Despite the less than awesome meal, it was pretty amusing all around.  The fun for me is discovering new things in spite of language barriers and adventures in food make for great memories later on.

Finding amazing Japanese food

[caption id="attachment_1923" align="alignleft" width="200"]Okinawa Soba Okinawa Soba (click to enlarge)[/caption]

Overall, I enjoyed wandering the streets of Naha and soaking in the warmth.  And when dinnertime came around, Lonely Planet redeemed itself with a recommendation of trying traditional Okinawa-soba (udon served in a pork broth) at a small noodle house named Daitō Soba.  The noodles were the perfect consistency, the broth both aromatic and flavorful and the pork was tender and tasty – this fabulous dish quickly rose up on the list of best Japanese foods I tried.

Because Churaumi was a bit of a distance from Naha, a day trip there did unfortunately mean limited time wandering through the aquarium and not sufficient time to see the other areas of Ocean Expo Park which included a Native Okinawan Village and Oceanic Culture museum.  The Kuroshio Sea was mesmerizing, and definitely the highlight.  It was my first time seeing whale sharks and manta rays up close and their sheer size was incredible.  Armed with my iPod, I sat watching these magnificent creatures and easily could have lost track of time.  While the thought had previously crossed my mind to one day visit the world’s largest aquarium in Atlanta, my visit to Churaumi helped remind me to move that item up on my travel list!

I got there, now I want to go back

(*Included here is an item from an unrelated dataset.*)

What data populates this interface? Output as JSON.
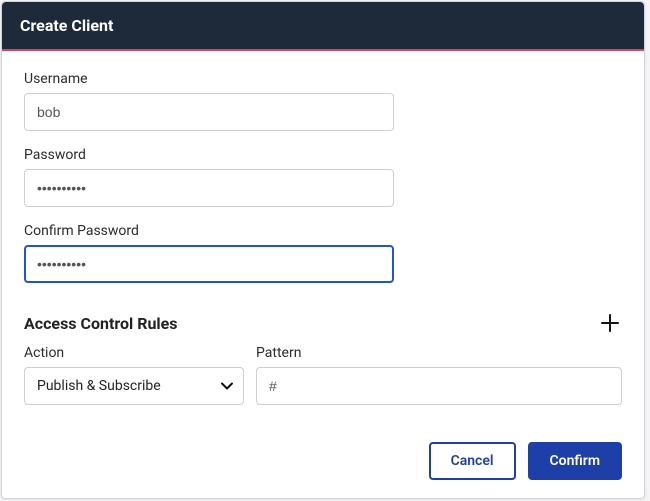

Getting to Okinawa and satisfying the I really want to go there feeling was fantastic.  It opened me up to so much more of Japan than I expected, and only made me curious to learn more about its history and the origins of its people.  I know it would be fascinating to explore more of Okinawa Island and on others in the Ryūkyū Islands chain. With such a short time in the area and having gotten a glimpse of this side of Japan, I left knowing something else – I really want to go back.